It was around this time that my stomach began to feel very uncomfortable following my large meal the evening before. I was concerned that I might have picked up an infection, especially with the flight to Peru that evening, but Fabricio thought it more likely that it was just my body finding it more difficult to digest the large quantities of rich food at the high altitude. We were due to have lunch next at a hotel in the centre of the city, and Fabricio kindly said he would arrange for them to provide me with a chicken soup and with coca tea, both of which should help calm my stomach – which to my great relief they did.
The hotel and it’s dining room were very impressive, located right on the main square. As we waited for our food to arrive we were watching the industrious shoe shine guys ply their trade outside – there was no lack of effort or enthusiasm in their work. After we had been sat in the restaurant a while, suddenly the lights were dimmed and a bell began to toll. A cloaked figure appeared carrying bowls giving off ‘smoke’ from dry ice. This turned out to be a very theatrical way of serving an ice cream special dessert, which went down very well with the children receiving it:
Leaving the hotel we then went on a short walking tour around the city centre. Surrounding the attractive park in the central square were many impressive buildings, including the Presidential Palace. Fabricio pointed out that some of the stones used to construct the lower parts of the palace were from the original Inca city, indicated by their non-rectangular shape:
He told us that the President was not in residence at that time, so we were able to go and have our photographs taken alongside one of the Presidential Guards:
We could peep through some railings to see two of the courtyards inside, and here Fabricio posed for a souvenir photograph:
He then led us to see two spectacular churches. The first, the Iglesia de la Compañía de Jesús, was I think the most breath-taking church or cathedral I have ever seen, but unfortunately we were not allowed to take any photographs inside, so I can only show you an external door and you will have to use Google to see more – I guess it’s good for sales of the guide book which we all bought:
The second church was the Church of St. Francis, commonly called San Francisco Church – if I had not already seen the other church then this one would have impressed me even more:
It was sadly now time for Eduardo and Fabricio to drive us to the airport, for being an international flight, the check in time was hours ahead of the flight time.

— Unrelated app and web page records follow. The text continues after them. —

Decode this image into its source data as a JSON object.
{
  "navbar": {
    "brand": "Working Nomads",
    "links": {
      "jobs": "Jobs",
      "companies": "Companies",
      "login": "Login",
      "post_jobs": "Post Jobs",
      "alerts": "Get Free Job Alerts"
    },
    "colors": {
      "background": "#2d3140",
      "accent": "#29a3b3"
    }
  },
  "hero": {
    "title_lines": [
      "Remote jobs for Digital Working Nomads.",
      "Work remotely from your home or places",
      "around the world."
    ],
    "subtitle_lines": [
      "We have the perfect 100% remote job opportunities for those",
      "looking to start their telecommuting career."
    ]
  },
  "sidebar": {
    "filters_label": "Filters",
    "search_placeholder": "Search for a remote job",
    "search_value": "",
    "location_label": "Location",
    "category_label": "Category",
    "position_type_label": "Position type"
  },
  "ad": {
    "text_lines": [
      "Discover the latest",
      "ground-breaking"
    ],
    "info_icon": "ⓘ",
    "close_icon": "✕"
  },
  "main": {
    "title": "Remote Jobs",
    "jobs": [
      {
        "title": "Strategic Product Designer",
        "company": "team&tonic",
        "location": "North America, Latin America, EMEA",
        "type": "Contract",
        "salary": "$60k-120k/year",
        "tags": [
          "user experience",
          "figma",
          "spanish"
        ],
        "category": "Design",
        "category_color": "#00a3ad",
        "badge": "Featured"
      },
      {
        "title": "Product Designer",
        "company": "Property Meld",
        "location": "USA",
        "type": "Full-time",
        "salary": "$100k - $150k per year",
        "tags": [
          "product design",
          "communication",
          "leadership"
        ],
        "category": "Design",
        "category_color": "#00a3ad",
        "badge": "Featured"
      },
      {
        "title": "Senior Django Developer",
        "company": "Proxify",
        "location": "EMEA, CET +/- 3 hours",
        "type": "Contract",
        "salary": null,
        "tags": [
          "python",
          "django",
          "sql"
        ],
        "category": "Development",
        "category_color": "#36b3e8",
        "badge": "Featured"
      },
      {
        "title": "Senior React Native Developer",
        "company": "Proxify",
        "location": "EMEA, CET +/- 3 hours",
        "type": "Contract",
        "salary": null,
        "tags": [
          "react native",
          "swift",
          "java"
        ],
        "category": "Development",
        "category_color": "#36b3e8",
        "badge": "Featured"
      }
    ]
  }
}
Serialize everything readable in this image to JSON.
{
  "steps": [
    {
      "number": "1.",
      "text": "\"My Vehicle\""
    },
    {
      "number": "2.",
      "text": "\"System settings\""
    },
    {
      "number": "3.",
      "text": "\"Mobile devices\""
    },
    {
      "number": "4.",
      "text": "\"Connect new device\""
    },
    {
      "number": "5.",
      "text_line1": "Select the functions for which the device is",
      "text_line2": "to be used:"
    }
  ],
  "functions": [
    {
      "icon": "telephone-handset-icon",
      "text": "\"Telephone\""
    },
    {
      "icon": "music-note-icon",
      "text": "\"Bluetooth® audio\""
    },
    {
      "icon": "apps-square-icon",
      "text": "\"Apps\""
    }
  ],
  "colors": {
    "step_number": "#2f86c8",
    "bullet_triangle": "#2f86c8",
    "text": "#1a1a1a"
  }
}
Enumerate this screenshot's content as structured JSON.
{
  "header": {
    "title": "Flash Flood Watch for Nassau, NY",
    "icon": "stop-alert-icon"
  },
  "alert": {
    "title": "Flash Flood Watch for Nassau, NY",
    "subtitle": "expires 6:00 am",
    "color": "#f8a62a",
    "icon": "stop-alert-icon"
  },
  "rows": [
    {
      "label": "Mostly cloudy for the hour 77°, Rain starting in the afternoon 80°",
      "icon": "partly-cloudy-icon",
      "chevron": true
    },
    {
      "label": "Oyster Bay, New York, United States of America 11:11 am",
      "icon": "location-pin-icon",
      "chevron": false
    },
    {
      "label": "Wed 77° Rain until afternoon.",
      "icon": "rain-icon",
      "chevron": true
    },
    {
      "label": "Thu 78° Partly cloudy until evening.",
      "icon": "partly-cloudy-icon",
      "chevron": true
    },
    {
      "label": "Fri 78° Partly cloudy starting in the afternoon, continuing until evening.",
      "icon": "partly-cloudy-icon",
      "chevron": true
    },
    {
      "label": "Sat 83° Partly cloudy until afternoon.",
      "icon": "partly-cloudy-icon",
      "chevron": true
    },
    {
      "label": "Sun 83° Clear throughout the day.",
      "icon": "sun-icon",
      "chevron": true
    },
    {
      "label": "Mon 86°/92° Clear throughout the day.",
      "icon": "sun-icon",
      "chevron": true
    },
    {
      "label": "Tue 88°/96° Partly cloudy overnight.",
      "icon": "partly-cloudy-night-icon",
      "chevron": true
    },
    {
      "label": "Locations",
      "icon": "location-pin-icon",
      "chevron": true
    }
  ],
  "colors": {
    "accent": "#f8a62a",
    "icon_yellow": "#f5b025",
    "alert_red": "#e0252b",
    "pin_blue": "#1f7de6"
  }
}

All three of us were sorry to say our goodbyes to two excellent people who had done so much to make the four days so special and memorable. I would have no hesitation in recommending them and their employers, Akorn Destination Management to anyone planning to visit Ecuador.
Whenever I rarely have to do an international flight I am always instantly reminded why I avoid them, the endless queues and hanging around. Still the two hour flight was on time, and we were met in Lima airport by another guide and driver from Akorn. We were immediately struck by how busy the roads were so late in the evening, and our new guide Jorge explained that it was because all the international flights arrived around the same time in the evening. They took us to our hotel for the night, another modern clinical Swissotel branch, but it was 11:30 at night before we checked in and thankfully took to our beds. The following morning they were due to give us a tour of Lima before driving us to catch up with our ship, this will be the subject of my next and final post about this epic tour in South America.